I’m not one to tell anyone how to live their life. I believe that people have the right to live their lives as they see fit, so long as they’re not harming others in the process. And that seems to not be the case in Iowa, with state representatives and legislators passing bills that seem reminiscent of less progressive times where to not be a heteronormative white man was a living hell because of the limitations on how the government allowed you to live your life.
Life, liberty and the pursuit of happiness was not always granted to every person, and I fear that Iowa will come to a day where it mimics the reality of life in the 1960s and before for those that don’t fit within pretty prescribed societal boxes of normality.
House GOP Leader Matt Windschitl said this was “the year of freedom for Iowans,” according to the Iowa Capitol Dispatch.
And that might be true for some, as my colleague Adam Sullivan highlighted in the new constitutional carry law that cements rights for those in favor of the Second Amendment, easier alcohol delivery to residences and purchase of alcohol before 8 a.m. on Sunday, as well as more school choice for parents and no more mask mandates.
However, what about the Iowans who are having their speech censored to fight against perceived “indoctrination”? What about the freedom to assemble and protest being perceived as rioting? What about the stringent voter suppression happening in Iowa counties? What about real independence?
How are Iowans supposed to celebrate this year of freedom when they’re not allowed to independently make their own choices about how to live their lives in the way that seems fair and fit to them, without harming the rights of lives of anyone else?
Now, that may seem like a lose-lose situation — and I get that. How do conservatives win if liberals win and vice versa, right? But what if there was this thing called open discourse and proper negotiation? What if the foundation of every policy and law that went into effect was based in truth instead of political exploitations of power?
The past year, we’ve been in the thick of an intense culture war rife with identity politics. Perhaps the way that Iowans can honor July 4 this year is by reflecting on what it truly means to be an American, to unpack what independence from tyranny and oppression really is, and apply it to their life and policy moving forward.

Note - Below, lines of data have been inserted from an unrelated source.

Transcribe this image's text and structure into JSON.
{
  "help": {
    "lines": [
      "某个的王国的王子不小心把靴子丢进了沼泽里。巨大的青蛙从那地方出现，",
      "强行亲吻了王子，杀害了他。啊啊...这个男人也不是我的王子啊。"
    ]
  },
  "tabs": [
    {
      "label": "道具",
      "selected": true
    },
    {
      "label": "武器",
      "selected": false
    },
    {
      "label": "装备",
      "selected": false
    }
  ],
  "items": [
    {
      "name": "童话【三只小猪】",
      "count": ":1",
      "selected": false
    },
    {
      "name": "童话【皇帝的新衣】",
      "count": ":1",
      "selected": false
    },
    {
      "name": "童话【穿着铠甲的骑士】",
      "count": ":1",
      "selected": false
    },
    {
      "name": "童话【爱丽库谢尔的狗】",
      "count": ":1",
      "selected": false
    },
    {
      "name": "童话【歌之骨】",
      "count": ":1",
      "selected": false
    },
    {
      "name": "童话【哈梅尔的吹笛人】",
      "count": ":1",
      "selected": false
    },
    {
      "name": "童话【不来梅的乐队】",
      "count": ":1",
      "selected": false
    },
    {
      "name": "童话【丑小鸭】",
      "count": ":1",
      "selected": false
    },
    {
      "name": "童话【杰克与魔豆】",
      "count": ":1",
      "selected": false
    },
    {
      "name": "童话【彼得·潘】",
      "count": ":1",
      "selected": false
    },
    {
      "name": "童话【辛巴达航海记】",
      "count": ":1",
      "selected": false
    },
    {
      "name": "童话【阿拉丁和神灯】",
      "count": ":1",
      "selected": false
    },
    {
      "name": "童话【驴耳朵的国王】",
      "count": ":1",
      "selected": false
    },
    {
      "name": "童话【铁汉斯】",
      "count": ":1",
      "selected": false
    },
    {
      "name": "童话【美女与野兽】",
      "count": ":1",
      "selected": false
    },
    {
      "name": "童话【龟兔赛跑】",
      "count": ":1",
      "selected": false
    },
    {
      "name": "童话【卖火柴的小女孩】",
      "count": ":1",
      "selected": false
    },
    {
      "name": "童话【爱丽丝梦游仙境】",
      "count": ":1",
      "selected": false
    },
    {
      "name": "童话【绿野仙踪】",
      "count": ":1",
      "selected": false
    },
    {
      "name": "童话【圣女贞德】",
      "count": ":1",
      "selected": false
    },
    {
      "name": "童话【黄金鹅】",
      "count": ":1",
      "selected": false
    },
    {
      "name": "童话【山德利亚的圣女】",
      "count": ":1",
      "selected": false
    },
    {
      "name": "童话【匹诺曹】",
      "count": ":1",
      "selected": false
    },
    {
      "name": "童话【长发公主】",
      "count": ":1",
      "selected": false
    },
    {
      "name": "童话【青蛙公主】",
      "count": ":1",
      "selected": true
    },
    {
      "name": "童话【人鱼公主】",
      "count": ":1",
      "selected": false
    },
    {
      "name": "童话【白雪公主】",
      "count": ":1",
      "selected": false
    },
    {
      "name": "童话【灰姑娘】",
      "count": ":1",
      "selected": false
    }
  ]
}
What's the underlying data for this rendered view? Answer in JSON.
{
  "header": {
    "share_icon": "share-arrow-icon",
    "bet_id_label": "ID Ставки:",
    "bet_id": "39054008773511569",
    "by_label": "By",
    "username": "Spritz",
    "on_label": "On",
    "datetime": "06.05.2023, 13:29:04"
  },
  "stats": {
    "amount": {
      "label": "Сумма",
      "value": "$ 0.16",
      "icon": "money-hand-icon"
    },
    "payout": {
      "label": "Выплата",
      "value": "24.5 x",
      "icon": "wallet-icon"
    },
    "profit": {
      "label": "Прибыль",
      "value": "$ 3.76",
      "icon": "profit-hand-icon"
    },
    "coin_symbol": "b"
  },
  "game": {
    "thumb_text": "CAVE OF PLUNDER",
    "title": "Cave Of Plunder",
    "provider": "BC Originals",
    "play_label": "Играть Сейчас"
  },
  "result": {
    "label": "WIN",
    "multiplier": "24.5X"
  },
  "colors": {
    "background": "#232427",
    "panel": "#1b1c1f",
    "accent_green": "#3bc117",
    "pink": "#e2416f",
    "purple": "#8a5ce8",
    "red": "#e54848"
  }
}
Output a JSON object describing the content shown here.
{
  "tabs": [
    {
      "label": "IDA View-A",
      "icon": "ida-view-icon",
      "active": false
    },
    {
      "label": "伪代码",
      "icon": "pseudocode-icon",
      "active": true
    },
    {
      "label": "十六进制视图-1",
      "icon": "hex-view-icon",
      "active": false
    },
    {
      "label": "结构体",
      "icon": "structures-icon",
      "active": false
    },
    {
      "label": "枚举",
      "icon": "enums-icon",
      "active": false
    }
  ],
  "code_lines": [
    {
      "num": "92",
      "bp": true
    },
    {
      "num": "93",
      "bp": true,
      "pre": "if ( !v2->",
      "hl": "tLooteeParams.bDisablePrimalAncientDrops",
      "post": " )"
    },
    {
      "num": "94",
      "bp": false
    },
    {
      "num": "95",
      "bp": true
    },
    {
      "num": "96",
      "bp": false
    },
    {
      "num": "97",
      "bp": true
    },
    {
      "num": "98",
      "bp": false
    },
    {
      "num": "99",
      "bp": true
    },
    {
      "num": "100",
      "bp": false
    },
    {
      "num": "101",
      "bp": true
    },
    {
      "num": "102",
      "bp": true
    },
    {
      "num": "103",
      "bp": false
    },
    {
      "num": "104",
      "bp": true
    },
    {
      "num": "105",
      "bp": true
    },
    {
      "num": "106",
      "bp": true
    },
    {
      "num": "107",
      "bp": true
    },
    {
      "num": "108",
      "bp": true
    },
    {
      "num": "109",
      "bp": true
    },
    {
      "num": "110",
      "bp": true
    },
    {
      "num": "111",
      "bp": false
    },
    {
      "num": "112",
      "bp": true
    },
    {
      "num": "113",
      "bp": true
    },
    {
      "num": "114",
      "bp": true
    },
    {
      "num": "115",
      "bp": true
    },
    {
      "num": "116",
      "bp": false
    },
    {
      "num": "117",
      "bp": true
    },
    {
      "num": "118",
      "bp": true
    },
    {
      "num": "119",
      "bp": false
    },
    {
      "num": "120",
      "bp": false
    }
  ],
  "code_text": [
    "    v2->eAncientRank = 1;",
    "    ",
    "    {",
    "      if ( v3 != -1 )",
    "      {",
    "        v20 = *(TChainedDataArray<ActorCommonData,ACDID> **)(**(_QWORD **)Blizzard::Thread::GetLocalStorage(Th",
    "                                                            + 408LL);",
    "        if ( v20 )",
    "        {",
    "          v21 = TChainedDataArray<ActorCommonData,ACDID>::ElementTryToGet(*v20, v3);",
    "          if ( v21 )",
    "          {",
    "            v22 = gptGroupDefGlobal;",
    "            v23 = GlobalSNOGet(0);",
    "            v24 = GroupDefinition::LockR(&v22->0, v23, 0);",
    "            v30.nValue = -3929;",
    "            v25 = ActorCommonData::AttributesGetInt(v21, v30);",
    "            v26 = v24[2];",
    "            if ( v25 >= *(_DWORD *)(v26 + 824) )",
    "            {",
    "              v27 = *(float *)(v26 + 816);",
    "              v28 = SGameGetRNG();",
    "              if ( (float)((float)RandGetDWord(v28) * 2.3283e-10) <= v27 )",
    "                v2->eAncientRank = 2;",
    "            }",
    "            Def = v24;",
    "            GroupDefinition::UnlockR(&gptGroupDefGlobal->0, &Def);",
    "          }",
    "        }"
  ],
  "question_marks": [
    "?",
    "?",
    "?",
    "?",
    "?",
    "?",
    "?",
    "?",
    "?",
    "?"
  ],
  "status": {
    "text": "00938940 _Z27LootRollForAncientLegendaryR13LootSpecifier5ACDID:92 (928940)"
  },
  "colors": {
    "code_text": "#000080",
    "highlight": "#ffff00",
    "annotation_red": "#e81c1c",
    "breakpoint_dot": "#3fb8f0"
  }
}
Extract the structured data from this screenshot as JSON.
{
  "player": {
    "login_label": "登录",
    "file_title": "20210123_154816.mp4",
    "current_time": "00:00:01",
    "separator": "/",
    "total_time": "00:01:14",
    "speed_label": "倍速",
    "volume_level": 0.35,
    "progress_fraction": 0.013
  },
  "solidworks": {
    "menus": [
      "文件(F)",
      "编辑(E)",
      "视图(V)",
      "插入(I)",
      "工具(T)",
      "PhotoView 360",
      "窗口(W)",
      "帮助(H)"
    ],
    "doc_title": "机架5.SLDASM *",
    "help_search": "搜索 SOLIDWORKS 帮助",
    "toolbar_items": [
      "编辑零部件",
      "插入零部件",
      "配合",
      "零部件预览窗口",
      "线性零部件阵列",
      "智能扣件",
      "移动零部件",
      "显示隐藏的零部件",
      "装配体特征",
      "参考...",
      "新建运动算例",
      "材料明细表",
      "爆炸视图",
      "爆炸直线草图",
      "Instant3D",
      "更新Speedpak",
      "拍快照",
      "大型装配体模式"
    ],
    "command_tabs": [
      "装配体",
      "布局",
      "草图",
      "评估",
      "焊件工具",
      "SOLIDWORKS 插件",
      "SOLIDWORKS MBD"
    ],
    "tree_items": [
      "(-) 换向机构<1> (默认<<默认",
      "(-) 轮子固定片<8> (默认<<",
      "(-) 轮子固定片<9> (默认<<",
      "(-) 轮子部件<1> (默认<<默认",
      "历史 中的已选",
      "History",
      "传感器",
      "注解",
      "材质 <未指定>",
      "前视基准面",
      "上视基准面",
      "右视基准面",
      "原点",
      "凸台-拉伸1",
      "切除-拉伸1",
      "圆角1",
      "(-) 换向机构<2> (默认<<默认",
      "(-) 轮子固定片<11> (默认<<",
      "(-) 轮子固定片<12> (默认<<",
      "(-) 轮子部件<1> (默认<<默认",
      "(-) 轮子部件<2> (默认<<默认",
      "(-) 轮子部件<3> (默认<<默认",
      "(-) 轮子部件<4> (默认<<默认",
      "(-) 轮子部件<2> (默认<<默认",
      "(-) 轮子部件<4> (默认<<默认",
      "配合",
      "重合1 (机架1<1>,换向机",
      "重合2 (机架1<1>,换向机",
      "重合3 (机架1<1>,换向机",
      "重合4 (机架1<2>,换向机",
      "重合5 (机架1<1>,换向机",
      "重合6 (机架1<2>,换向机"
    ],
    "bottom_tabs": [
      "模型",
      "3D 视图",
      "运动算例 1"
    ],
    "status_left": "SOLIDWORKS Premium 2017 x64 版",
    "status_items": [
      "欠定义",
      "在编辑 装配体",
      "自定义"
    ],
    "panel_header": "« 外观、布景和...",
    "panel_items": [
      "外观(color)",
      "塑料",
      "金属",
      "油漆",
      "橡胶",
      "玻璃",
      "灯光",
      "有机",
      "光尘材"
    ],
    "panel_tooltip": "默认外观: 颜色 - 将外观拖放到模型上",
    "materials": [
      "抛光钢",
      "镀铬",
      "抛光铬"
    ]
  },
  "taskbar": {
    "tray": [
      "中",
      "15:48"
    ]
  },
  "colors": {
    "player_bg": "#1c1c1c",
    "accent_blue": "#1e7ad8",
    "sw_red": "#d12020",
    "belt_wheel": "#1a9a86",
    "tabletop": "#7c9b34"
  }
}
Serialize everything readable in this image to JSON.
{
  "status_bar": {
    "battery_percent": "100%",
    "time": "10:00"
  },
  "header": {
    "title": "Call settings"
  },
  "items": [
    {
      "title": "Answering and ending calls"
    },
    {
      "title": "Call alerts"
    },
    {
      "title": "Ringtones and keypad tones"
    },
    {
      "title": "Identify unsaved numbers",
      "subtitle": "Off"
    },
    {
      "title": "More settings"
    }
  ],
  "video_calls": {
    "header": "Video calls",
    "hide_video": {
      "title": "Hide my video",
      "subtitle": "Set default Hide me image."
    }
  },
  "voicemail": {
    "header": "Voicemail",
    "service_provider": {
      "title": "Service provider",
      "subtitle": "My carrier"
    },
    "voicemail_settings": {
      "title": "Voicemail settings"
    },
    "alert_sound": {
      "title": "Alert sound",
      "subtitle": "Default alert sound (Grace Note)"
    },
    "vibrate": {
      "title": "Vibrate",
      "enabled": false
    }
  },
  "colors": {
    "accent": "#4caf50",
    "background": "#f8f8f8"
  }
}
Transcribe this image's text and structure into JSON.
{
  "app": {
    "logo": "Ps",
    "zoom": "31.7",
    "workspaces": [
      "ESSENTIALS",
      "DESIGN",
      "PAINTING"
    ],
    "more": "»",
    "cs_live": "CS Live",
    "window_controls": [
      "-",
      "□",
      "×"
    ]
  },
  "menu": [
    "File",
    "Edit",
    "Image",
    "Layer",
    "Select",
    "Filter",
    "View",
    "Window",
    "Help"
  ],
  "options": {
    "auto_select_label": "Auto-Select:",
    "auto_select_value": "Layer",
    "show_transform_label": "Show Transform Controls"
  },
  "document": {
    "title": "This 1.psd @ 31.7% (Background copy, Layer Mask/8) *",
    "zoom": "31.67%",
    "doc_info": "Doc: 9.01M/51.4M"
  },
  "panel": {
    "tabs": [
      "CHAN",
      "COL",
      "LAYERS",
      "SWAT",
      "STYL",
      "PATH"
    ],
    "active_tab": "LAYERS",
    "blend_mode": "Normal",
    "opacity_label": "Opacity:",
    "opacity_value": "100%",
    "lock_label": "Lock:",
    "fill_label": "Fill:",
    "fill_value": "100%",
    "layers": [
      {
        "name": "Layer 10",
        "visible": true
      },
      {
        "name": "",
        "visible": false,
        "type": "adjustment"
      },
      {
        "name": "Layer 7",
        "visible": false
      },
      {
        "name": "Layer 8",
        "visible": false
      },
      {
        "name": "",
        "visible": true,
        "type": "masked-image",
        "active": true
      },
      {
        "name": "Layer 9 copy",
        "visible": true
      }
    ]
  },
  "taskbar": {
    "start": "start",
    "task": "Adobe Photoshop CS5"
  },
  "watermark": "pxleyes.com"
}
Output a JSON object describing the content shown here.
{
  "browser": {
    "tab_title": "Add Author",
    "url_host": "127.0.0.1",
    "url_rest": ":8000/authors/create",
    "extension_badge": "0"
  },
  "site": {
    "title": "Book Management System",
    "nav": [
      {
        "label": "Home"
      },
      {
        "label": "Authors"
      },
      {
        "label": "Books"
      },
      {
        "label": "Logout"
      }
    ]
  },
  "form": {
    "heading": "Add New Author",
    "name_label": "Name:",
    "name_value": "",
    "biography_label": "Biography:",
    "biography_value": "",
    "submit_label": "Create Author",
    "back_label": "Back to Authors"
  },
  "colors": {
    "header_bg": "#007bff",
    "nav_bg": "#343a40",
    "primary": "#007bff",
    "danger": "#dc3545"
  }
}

Nichole Shaw is a Gazette editorial fellow. Comments: firstname.lastname@example.org